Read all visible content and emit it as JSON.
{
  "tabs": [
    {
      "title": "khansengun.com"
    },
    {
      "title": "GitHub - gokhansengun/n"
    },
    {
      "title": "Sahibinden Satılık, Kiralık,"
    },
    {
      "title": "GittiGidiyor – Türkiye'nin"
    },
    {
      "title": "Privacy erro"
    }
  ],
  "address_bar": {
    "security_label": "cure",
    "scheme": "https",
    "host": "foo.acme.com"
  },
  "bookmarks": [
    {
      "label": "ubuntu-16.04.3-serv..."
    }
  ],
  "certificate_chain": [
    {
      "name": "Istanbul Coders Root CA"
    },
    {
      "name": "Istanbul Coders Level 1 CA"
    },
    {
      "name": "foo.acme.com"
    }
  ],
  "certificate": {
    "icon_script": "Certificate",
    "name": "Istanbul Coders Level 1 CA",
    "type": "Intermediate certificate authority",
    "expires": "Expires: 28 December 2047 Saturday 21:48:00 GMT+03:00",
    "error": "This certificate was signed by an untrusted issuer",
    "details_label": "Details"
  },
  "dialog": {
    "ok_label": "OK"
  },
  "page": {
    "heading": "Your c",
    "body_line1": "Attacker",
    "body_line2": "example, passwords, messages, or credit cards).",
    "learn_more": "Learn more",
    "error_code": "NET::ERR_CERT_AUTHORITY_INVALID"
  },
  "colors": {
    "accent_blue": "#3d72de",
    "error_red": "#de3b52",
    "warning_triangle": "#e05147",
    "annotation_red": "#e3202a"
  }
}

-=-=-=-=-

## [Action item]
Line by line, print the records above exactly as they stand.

## [Exercise output]
Read all visible content and emit it as JSON.
{
  "tabs": [
    {
      "title": "khansengun.com"
    },
    {
      "title": "GitHub - gokhansengun/n"
    },
    {
      "title": "Sahibinden Satılık, Kiralık,"
    },
    {
      "title": "GittiGidiyor – Türkiye'nin"
    },
    {
      "title": "Privacy erro"
    }
  ],
  "address_bar": {
    "security_label": "cure",
    "scheme": "https",
    "host": "foo.acme.com"
  },
  "bookmarks": [
    {
      "label": "ubuntu-16.04.3-serv..."
    }
  ],
  "certificate_chain": [
    {
      "name": "Istanbul Coders Root CA"
    },
    {
      "name": "Istanbul Coders Level 1 CA"
    },
    {
      "name": "foo.acme.com"
    }
  ],
  "certificate": {
    "icon_script": "Certificate",
    "name": "Istanbul Coders Level 1 CA",
    "type": "Intermediate certificate authority",
    "expires": "Expires: 28 December 2047 Saturday 21:48:00 GMT+03:00",
    "error": "This certificate was signed by an untrusted issuer",
    "details_label": "Details"
  },
  "dialog": {
    "ok_label": "OK"
  },
  "page": {
    "heading": "Your c",
    "body_line1": "Attacker",
    "body_line2": "example, passwords, messages, or credit cards).",
    "learn_more": "Learn more",
    "error_code": "NET::ERR_CERT_AUTHORITY_INVALID"
  },
  "colors": {
    "accent_blue": "#3d72de",
    "error_red": "#de3b52",
    "warning_triangle": "#e05147",
    "annotation_red": "#e3202a"
  }
}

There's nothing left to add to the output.